(Supplied entries Opens)

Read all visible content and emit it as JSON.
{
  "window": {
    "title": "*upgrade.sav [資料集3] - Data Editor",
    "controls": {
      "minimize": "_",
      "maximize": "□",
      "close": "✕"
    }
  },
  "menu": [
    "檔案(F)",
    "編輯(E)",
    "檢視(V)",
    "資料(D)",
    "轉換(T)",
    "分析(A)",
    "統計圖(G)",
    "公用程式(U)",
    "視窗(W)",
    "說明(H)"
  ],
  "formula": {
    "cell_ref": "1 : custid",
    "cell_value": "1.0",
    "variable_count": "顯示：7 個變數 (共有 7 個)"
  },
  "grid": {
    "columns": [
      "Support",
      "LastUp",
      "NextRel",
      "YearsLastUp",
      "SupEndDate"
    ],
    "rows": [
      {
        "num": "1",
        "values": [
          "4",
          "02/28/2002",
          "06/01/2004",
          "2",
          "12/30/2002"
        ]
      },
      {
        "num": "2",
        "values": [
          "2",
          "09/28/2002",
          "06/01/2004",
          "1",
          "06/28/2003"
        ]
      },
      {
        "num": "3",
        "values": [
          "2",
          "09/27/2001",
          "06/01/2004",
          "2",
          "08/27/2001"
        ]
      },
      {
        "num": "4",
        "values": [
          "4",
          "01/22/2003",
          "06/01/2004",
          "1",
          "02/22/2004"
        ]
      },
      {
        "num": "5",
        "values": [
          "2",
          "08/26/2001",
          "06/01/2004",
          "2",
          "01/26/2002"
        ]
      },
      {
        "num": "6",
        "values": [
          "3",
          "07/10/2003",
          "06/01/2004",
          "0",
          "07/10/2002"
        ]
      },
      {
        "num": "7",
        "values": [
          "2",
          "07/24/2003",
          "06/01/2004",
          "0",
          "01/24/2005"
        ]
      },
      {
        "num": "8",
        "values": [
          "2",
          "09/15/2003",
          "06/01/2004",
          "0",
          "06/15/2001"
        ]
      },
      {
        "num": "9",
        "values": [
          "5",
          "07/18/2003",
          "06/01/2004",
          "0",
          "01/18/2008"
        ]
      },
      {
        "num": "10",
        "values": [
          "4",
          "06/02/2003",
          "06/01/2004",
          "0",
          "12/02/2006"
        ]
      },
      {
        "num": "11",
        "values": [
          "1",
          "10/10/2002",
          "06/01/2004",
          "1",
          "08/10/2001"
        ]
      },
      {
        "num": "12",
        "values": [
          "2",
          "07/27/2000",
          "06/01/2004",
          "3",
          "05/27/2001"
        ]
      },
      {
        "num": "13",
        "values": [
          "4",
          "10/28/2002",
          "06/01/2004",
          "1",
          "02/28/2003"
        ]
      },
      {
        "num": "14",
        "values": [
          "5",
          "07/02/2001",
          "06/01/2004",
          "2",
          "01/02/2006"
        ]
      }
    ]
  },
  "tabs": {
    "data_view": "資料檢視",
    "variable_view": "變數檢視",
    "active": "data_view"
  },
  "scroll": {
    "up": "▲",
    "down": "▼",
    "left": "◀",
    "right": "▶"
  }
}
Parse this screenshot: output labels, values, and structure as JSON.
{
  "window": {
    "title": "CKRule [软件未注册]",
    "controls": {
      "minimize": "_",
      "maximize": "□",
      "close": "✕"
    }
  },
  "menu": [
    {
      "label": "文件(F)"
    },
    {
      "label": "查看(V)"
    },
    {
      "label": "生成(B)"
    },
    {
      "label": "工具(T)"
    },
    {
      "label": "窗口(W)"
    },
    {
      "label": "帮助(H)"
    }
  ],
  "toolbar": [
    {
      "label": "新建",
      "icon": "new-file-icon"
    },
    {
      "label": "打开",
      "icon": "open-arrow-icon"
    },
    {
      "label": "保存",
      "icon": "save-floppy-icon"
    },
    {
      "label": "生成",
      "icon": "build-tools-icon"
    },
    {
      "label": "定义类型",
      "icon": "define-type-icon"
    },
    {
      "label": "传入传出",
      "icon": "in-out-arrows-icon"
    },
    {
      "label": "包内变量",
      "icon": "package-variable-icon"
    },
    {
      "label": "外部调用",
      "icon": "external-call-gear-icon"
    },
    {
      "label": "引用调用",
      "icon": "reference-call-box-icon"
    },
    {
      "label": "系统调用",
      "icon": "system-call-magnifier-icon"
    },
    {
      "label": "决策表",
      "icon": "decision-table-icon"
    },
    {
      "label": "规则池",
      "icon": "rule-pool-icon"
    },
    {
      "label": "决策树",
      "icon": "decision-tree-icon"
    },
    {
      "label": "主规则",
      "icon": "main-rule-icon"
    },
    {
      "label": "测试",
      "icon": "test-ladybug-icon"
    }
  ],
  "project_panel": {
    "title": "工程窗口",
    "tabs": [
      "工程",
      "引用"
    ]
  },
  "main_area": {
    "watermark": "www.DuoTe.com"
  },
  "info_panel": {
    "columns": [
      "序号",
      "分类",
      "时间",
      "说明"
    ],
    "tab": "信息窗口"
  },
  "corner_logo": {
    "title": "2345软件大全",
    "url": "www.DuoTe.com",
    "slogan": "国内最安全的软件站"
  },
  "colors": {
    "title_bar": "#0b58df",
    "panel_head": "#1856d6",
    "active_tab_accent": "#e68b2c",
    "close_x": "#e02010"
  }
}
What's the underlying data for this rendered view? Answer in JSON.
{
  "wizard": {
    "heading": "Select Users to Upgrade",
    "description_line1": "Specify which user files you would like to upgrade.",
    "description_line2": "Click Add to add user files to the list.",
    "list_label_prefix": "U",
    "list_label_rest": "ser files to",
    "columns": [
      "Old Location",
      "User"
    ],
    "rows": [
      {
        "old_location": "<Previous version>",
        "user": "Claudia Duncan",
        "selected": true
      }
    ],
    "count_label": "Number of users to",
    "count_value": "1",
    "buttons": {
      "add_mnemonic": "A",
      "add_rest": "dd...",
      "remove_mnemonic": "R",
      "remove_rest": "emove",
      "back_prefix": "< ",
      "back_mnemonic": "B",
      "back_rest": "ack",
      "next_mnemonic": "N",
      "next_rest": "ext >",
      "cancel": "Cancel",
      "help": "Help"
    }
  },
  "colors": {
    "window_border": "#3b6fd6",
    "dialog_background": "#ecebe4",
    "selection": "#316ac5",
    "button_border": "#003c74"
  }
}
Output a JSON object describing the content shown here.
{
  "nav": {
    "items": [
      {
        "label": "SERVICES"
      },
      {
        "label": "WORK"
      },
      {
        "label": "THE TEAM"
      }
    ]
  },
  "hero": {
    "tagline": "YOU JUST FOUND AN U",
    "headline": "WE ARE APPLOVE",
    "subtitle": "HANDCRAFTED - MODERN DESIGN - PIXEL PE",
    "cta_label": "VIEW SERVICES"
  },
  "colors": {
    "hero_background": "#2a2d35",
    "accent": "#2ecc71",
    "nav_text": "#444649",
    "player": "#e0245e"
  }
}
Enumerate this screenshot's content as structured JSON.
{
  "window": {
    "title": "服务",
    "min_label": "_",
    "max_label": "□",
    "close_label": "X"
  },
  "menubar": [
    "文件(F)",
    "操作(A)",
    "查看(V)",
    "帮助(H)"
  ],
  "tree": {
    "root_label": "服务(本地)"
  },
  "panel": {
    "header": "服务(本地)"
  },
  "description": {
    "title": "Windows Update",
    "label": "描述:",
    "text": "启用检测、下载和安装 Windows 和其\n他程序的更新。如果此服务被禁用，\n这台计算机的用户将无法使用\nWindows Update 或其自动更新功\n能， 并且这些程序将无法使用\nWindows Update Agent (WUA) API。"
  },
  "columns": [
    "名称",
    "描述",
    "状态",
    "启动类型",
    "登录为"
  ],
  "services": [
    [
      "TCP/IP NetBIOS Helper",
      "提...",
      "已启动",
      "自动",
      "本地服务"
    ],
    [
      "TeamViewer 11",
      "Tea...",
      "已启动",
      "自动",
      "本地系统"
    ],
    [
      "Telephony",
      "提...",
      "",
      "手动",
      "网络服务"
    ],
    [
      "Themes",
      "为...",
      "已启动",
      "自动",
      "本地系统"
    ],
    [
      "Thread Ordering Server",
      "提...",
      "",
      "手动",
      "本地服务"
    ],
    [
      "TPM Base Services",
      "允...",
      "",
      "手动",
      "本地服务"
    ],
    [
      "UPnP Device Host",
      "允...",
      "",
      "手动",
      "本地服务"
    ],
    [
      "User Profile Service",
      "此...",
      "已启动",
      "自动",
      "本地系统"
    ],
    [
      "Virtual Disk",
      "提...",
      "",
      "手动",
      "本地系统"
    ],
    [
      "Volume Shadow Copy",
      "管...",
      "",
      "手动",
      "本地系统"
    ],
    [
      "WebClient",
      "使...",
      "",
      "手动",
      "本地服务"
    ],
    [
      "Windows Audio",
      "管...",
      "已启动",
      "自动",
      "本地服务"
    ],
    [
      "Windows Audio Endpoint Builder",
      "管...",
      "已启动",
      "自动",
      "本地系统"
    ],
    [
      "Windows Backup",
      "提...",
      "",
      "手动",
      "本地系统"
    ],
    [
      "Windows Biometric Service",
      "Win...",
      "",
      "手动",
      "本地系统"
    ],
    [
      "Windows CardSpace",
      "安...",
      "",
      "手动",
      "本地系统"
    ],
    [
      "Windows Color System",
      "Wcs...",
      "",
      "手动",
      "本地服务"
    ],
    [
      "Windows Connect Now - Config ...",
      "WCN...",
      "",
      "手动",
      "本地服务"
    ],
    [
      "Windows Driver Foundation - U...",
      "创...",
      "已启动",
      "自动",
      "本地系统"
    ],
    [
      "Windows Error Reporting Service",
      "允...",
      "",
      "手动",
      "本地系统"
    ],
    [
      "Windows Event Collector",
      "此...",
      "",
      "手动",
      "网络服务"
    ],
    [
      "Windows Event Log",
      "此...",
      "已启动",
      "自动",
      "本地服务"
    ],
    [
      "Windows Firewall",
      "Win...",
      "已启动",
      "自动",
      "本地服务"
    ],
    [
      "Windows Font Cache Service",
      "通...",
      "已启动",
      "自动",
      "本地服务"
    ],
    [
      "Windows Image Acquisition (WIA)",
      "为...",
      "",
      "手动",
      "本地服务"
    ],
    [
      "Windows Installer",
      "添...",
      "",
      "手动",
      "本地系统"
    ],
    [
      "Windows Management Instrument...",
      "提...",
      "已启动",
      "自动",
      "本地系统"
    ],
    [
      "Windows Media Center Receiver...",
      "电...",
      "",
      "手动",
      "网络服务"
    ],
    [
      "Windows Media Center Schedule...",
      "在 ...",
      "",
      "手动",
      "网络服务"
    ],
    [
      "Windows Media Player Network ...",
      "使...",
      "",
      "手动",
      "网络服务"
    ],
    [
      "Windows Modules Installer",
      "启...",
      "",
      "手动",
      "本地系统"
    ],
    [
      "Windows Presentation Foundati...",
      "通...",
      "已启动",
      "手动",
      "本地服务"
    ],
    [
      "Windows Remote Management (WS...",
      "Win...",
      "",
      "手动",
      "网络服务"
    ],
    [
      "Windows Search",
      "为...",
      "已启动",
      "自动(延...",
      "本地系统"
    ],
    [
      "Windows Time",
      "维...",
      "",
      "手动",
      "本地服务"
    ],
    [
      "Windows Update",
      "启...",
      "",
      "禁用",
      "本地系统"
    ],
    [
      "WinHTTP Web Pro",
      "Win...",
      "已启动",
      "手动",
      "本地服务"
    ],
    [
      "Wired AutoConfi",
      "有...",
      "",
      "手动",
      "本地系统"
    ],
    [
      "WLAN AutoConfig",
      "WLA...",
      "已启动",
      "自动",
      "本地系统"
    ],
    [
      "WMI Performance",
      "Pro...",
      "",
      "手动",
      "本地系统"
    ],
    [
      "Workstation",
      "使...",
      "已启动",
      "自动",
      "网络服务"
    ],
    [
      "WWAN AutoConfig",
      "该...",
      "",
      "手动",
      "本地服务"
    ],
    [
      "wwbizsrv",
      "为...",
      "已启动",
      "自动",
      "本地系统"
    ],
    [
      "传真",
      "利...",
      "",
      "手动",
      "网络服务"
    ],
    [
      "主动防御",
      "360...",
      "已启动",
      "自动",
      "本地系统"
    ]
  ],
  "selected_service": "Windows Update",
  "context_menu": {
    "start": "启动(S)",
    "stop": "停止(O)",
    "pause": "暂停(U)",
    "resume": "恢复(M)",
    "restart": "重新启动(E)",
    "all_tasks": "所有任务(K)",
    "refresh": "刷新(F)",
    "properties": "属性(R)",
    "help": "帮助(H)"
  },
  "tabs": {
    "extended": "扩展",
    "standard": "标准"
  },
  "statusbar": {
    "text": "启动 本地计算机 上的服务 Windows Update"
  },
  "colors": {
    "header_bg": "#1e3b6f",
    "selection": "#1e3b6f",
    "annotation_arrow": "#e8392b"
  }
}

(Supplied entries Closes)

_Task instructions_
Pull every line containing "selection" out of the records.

_Solution to the problem_
    "selection": "#316ac5",
    "selection": "#1e3b6f",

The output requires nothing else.